It must have seemed like a winning idea at the time: create a videogame that puts players in the position of smuggling guns into a war-torn nation like Afghanistan and then release it in time for the Christmas rush.
But then along came 9.11. Suddenly, kids, and more important their parents, weren't interested in virtual versions of the real thing. "Smuggler's Run 2", a videogame with an Afghan theme, faced a challenge it could not have forseen. Activision's new "Spiderman" game, which featured a battle atop buildings that appear to be the World Trade Center, actually had its release delayed to get it away from Sept. 11.
Then there was Hasbro's hand-held game, "POX," which is loosely based on the concept of battling alien biological warriors. It arrived in toy stores at a time when Americans were wondering if there was Anthrax in their mailboxes.
Even as the marketing departments of these videogame companies try to downplay the thematic content of their products, Americans are heading down a different aisle in their local Wal Mart anyway. This year, it's toys like Lego, Connex, or anything involving claymation-star "Bob the Builder" that are most likely to end up under gift-wrapping paper. Toys focused on building up, rather than tearing down or doing battle, are suddenly hot sellers.
"Sept. 11 has unquestionably had some effects on the toy industry," says McGowan. "'POX' had an incredible stealth marketing campaign, but the ad campaign started right around September 11. The anthrax stories, I'm sure, hurt its sales."

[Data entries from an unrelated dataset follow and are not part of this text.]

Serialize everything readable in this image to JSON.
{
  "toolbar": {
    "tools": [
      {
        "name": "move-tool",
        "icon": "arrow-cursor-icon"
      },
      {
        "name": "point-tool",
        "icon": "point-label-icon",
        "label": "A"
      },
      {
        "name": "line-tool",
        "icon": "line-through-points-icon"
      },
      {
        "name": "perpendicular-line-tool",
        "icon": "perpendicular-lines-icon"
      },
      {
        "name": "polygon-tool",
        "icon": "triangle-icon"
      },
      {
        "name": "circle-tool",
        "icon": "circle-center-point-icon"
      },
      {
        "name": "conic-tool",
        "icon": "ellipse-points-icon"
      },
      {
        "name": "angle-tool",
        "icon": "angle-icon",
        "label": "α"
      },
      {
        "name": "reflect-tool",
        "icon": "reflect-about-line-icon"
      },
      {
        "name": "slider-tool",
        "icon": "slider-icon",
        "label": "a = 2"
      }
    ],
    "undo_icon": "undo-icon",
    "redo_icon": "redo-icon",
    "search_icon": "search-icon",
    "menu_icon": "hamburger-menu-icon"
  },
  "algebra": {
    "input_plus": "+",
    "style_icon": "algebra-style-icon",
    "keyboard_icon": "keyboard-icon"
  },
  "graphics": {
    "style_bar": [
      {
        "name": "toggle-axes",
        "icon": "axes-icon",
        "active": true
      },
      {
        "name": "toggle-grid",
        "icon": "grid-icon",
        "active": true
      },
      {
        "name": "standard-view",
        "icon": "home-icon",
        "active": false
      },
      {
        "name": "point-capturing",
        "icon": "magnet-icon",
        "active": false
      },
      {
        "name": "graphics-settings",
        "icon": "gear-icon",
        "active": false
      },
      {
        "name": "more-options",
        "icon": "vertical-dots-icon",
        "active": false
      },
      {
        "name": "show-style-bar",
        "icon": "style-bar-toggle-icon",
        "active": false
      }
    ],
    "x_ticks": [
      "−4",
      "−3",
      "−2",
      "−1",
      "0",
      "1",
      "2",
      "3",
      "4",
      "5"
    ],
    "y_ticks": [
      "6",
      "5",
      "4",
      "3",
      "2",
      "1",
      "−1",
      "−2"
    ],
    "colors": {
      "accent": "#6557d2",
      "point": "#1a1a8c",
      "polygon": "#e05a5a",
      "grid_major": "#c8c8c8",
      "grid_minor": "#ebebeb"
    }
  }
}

And all of this has forced companies to reconsider their Christmas strategies. Where the box of "Smuggler's Run 2" describes the game as being set in Aghanistan, the game's official website says that what you'll see on your console screen is the landscape of Georgia/Russia.
On any other Christmas, "POX" would be your normal, run of the mill, "fate of the universe is in your hands" electronic game.
The concept is that "space rocks" have crashed on Earth, laced with alien DNA. Earth's scientists attempted to examine the rocks with small robots, but the robots are "assimilated by the alien life force." Players can do battle with other players 30 feet away whether the others know it or not.
Or as the game literature says: "The battle could rage at any time. In any place. The fate of the universe could be determined in the blink of an eye. 'POX' ... It's contagious."
These are not exactly pleasant words or concepts in a nation that has recently faced the threat of bio-terrorism.
"Needless to say we were very conscious of the anthrax scare," says Mark Morris of Hasbro, the maker of "POX." "We made some adjustments. We changed the slogan on the game from, 'The game of alien creation and universal destruction,' to 'The game of alien creation and wireless play.' "
Even with the changes, Morris says, the company did receive a handful of letters from consumers concerned with the game's premise but there was little real outcry against it.
There has, however, been some effect on sales. Before the terrorist attacks, "POX" was thought to be a real comer of a toy with a chance to achieve sensation status. But a look at various hot toy lists finds "POX" absent while items less associated with bioterror rule the roost.
Among Wal-Mart's hot toys are Legos "Bionicle," which is about a mythical struggle between good guys along with "Barbie in the Nutcracker" and "Dusty the Talking Tool Bench." Products like those are always popular, but they wouldn't normally have been in the Top 10, McGowan says.
At a Rockville, Md., Toys 'R' Us, "POX" is hard to find. There are no banners screaming "Get 'POX.' " It is on the side of small aisle display. And though staff says it sells pretty well, it is on sale for $5 off its usual $24.99. "
Are we disappointed that we're not going to have a runaway hit on our hands? Sure," says Morris. "But POX is going to do fine."
Wandering the aisles of the Toys 'R' Us, Tammy Mitchell says she hasn't heard of the game, though her son, only five years old, is a bit young for it.
And she says that Sept. 11 has made her more conscious of what toys she's buying. Her son is longing for action figures and though in the past she has not allowed them, this year is different.
"I don't shield him from the news so he knows what's going on," Mitchell says. "Now he wants some kind of army action figure. I don't like the real violent ones where you squeeze them and the head comes off. But I said if you really want an action figure GI Joe is appropriate."
Over in the video game section, Thierry Boussard shops for his teenage son. "POX" sounds fine to him. "This is fantasy. This is not reality," he says. "When I hear that people do things because they see them in video games, I think that person needs to see a psychiatrist. It is what your parents teach you and the values they give you that matter."
Boussard says he is not looking for "POX," however. "He wants this game. I don't know the name of it. It's a game about stealing cars."